Updated: April 14, 2010
Just recently, we have had a tutorial on how to configure Kdump on openSUSE 11.2, most notably listing several major differences compared to the original Kdump guide. In the latest article, we learned about some new functionality and syntax changes in the Kdump package used with openSUSE 11.2, the behavior on 32-bit and 64-bit systems and problems with memory allocation.
In today's article, we will briefly work our way through Kdump configuration on CentOS 5.4, the latest release of this excellent server distribution. In fact, we have already started our super-geeky journey when we configured the Debug repository on CentOS, as the initial preparatory step for kernel crash dump collection and analysis. Now, we will continue the setup, review the tools and options and compare the configuration to openSUSE.
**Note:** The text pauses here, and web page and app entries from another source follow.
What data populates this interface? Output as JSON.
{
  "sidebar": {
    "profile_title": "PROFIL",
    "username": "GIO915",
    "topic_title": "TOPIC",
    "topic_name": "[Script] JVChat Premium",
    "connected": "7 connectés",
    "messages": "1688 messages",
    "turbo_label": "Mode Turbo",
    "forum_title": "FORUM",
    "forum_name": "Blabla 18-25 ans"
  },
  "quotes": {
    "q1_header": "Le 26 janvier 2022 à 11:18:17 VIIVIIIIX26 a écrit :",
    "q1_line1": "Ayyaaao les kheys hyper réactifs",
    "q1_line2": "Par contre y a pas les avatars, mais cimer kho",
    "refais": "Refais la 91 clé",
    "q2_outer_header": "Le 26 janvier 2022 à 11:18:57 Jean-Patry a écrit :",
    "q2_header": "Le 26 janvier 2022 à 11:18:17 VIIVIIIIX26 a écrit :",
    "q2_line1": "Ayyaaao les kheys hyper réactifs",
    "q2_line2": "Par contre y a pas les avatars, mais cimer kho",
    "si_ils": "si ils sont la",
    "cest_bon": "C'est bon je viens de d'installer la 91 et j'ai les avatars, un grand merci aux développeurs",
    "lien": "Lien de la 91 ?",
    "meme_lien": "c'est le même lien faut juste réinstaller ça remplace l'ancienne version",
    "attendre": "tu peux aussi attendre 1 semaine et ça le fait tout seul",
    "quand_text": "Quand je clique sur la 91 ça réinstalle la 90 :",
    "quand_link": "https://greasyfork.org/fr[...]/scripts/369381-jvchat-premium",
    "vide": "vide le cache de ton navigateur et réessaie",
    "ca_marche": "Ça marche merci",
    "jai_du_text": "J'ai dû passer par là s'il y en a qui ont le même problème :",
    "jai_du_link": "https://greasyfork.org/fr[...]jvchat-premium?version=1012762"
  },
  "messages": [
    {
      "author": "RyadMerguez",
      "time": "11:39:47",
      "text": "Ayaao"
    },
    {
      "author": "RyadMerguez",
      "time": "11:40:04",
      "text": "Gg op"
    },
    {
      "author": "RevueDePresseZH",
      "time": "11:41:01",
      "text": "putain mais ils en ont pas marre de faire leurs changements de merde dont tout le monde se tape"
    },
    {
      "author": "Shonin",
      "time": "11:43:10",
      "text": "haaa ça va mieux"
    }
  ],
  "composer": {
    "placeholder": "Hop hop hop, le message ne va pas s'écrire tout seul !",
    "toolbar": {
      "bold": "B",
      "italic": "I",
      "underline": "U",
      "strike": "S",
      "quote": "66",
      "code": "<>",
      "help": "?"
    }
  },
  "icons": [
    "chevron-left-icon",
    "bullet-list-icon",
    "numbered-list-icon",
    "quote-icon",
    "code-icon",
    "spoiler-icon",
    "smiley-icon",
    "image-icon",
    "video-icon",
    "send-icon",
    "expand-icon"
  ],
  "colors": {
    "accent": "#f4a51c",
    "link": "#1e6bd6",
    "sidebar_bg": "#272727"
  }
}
In general, the basic configuration is no different than what I've already shown you. The basic rules still apply. The big difference is in the location and names of configuration files, as well as accompanying utilities that come with the operating system.
Enable Debug repositories
The repository is not enabled by default. You will have to add it by hand.
Install debug packages for your running kernel
Without it, you will not be able to process the dumped cores. You can do this later, after the system has been configured to dump cores on kernel crash, but you may as well do it now.
Comparison to openSUSE
Like openSUSE, CentOS requires a change to the GRUB entry. However, unlike openSUSE, which uses a range specification in the latest version, CentOS sticks to the old version of crashkernel=XM@YM.
Kdump uses the kdump script, like in older versions, whereas openSUSE now uses boot.kdump. You can verify by running chkconfig kdump.
chkconfig --list | grep kdump
This allows Kdump changes to be affected without a reboot.
However, any time you make a change, the initrd kdump file will be rebuilt.
Kdump configuration file
Configuration file is located under /etc/kdump.conf. Unlike the openSUSE file, it lacks lots of the internal documentation and is just a line-separated list of directives. Nothing major, but it's more difficult to use and read.
You can use the system-config-kdump GUI to setup Kdump, though:
Kdump in action
One more notable difference is that you will not be seeing the progress bar when Kdump is working on CentOS. This is a known fact and you should not be alarmed by it. You will see the usual boot process for the crash kernel, but not the minutes of the under-the-hood operation.
There's more to it, mostly small syntax changes. The general idea remains identical to the material presented in my Kdump tutorial. Nevertheless, if you really need the full official documentation, the please read this:
Furthermore, please refer to the following articles for more information:
There you go. Now, you have the right tools to get kernel crashes on CentOS, too. As you can see, there are some subtle changes compared to openSUSE. The basic functionality remains the same, but the way Kdump is used and enabled is different.
Very soon, we will focus on the crash analysis. Stay tuned for updates.
This tutorial is a part of my Linux Kernel Crash Book. The book is available for free download, in PDF format. Please check the book article for more details.